The real question is how these data should influence prescribing practices for COPD. These data support better lung function improvement, better symptom control, and greater exacerbation reduction with LAMA/LABA therapy as opposed to LAMA therapy alone in patients with severe to very severe disease. In reality, such patients are likely to be on some form of therapy before they progress to this level of disease severity. Hence for the patient already on LAMA therapy, the addition of a LABA, particularly if exacerbation reduction is a goal, as a next step in therapy is supported by these data.
These data must be interpreted in light of the fact that about 75% of patients were on concomitant inhaled corticosteroids, which has several implications. First, the magnitude of exacerbation reduction seen was 12%, which is arguably clinically significant but might have been attenuated owing to concomitant inhaled corticosteroid use. These results mirror the magnitude of reduction seen with tiotropium in the UPLIFT study,3 in which concomitant inhaled corticosteroid plus LABA therapy was allowed. Second, the high rates of concomitant inhaled corticosteroid use also mean that these data perhaps provide less support for the GOLD recommendation of LABA/LAMA as dual therapy for either groups C or D and perhaps provide greater support for triple therapy (addition of LABA to LAMA plus inhaled corticosteroids) for C and D patients.

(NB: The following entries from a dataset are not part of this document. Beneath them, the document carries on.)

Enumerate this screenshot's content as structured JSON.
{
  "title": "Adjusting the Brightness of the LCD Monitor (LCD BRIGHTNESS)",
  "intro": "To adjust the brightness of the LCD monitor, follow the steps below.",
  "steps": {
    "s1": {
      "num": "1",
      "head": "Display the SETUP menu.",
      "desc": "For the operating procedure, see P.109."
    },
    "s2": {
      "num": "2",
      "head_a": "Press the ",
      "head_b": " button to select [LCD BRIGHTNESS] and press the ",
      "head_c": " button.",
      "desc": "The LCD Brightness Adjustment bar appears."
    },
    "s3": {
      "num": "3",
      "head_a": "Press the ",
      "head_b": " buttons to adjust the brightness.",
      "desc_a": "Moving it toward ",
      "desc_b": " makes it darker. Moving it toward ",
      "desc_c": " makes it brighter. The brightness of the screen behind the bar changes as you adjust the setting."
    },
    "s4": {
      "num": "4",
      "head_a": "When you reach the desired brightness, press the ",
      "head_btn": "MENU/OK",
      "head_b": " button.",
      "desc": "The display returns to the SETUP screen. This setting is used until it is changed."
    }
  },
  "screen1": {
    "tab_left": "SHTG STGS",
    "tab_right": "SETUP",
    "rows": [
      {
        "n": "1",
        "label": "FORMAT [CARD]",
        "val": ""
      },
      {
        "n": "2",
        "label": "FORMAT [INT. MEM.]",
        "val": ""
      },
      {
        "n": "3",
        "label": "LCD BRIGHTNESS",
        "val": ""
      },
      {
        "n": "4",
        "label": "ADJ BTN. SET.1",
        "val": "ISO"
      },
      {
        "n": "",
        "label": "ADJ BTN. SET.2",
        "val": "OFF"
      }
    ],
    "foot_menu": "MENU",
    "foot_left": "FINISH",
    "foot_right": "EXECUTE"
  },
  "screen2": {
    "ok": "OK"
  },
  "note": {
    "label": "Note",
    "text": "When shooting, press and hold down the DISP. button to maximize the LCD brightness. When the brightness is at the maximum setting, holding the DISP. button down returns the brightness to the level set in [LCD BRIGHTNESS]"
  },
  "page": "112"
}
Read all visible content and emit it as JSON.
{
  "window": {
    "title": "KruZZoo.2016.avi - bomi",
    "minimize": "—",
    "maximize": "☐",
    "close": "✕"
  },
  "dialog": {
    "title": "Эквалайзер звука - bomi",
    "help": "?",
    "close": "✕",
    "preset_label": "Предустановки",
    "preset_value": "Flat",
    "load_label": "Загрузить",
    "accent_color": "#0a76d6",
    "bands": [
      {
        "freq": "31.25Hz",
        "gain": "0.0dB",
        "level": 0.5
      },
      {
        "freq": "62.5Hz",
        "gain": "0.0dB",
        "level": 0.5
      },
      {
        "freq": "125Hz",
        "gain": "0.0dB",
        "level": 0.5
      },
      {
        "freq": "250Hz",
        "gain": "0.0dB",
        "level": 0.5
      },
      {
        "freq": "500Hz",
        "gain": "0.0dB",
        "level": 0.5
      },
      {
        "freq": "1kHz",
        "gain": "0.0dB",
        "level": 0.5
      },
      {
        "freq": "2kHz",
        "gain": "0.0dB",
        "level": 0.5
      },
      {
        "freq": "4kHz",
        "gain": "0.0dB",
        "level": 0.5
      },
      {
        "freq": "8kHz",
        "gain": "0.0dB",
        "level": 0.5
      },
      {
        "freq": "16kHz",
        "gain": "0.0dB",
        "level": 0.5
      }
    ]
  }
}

In further thinking about how these data inform prescribing practices, one should also note that 22% of patients studied had two or more moderate or severe exacerbations in the previous year. Previous data suggest that group D patients who are judged to be at high risk by both FEV1 and exacerbation criteria are at even greater risk of moderate and severe exacerbations than are those meeting a single criterion, suggesting good efficacy in a relatively high risk population.6 On the other hand, another interesting finding of the study was that the greatest reduction was seen in mild exacerbations—15% with QVA149 compared with glycopyrronium and 16% compared with tiotropium—with mild exacerbations defined as an event with increase in symptoms but self-managed by the patient. Although exacerbation events requiring therapy are more frequently studied, the importance of untreated events should not be underestimated. Even events unreported to a health-care provider have been shown to be associated with significantly worse health status,7 which might explain the improvements in SGRQ score seen with QVA149 therapy.
Overall, these data support greater efficacy for dual bronchodilator therapy with QVA149 as compared with LAMA monotherapy. In view of the lack of data in the past, the use of combination LABA/LAMA therapy has not been embraced by medical practitioners for use in COPD, but these new data suggest dual therapy is an important therapeutic option when trying to maximise symptom improvement and exacerbation reduction.